Updated: Jan 24
Having a good foundation will make your search easier and more focused.
Looking for a new job but feeling overwhelmed? Step back and take a look at the bigger picture.
Here are ten tips to get you started: 1. Dream big. Give yourself the gift of time and come up with a plan. What do you like to do? Where do you want to be in one year, five, ten years? How much money do you want to make? What is your ideal job? Get a visual; picture yourself in your new story. 2. Scan the market. What jobs are available in your area? What are available remotely? What’s trending? What opportunities keep popping up? 3. Know your boundaries. Office or home or both? Travel, some, or none? Can you work outside a 9-5 parameter? Fluorescent lights, no windows, climate-controlled air? Parking, commute, lunch room, coffee available? If you’re in a situation now that isn’t working for you, pinpoint what the problems are. 4. Start looking for jobs online. Find a few that intrigue you and note the keywords. Once you start to see a pattern, you’ll have a guideline for your resume. 5. Get your resume done. Try to keep it one page. Go back about ten years. Don’t copy your job description. Use action words and numbers. Your purpose is to show what problem you solved and/or how you made or saved money in each position. Your goal is to get the interview. (Once you have the interview, then you can decide if you want the job.) Have someone proof your resume. 6. Complete your LinkedIn profile. And that includes a head shot. A professional-ish picture. No sunglasses, hats, vacation-wear, wedding pictures cropped, or other people in the background. Just you, looking naturally professional. If you’re not on LinkedIn, to a recruiter you don’t exist.

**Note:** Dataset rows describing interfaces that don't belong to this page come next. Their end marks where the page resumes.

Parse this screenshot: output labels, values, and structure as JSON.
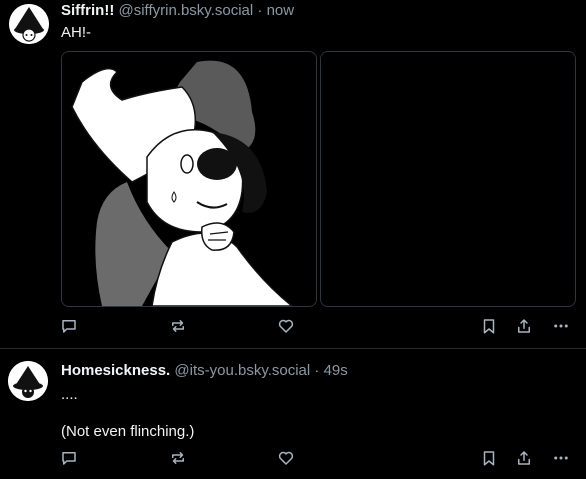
{
  "posts": [
    {
      "author": {
        "display_name": "Siffrin!!",
        "handle": "@siffyrin.bsky.social"
      },
      "separator": "·",
      "time": "now",
      "text": "AH!-",
      "media": [
        {
          "icon": "illustration-image"
        },
        {
          "icon": "black-image"
        }
      ],
      "actions": [
        "reply-icon",
        "repost-icon",
        "like-icon",
        "bookmark-icon",
        "share-icon",
        "more-icon"
      ]
    },
    {
      "author": {
        "display_name": "Homesickness.",
        "handle": "@its-you.bsky.social"
      },
      "separator": "·",
      "time": "49s",
      "text_lines": [
        "....",
        "(Not even flinching.)"
      ],
      "actions": [
        "reply-icon",
        "repost-icon",
        "like-icon",
        "bookmark-icon",
        "share-icon",
        "more-icon"
      ]
    }
  ],
  "colors": {
    "background": "#000000",
    "text": "#f1f3f5",
    "muted": "#8b98a5",
    "border": "#242b33",
    "icon": "#a7b4c1"
  }
}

7. Sign up for job search sites in addition to LinkedIn including: Indeed, Career Builder, SimplyHired, Robert Half, Glassdoor, Ziprecruiter, and Facebook. Upload your resume. Sign up for notifications. 8. Study up! Read everything you can about the companies you’re interested in. Read their website, follow them on their social networks, and do a google search to see what is going on currently. Especially in your local newspapers, if you’re looking locally. 9. Network: Do a deep dive in LinkedIn and see if you have any contacts at the companies and positions you’re interested in. Reach out with an InMail. Go to networking events in real life. Your chamber of commerce is a good place to start. Have a business card on hand at all times. 10. Stay on track: Looking for a job can be overwhelming, emotional, exhausting, and a huge blow to your ego. Have support systems in place. Reward your successes, accept rejection and learn from it. It’s helpful to have a coach or friend to keep you motivated. Read job search blogs for inspiration and tips. My favorite is career advice from The Muse. There are many more blogs available. Once you commit to a job search, there should be a shift in your approach. You may have started with daydreaming about a better life and then moved on to listing all that you’ve accomplished. Congratulations on taking those first big steps! And now, get over yourself. Yeah, you’re great. But if you can get past that, here’s a tip on what will get you the next job: It’s not about you - It’s about the company you’re applying to and what problem you can solve for them.
Lisa Dubino helps job seekers and career changers create their future with resumes that stand out, LinkedIn profiles that get noticed, and interviews that nail it. Find out more at Pro Resume Works.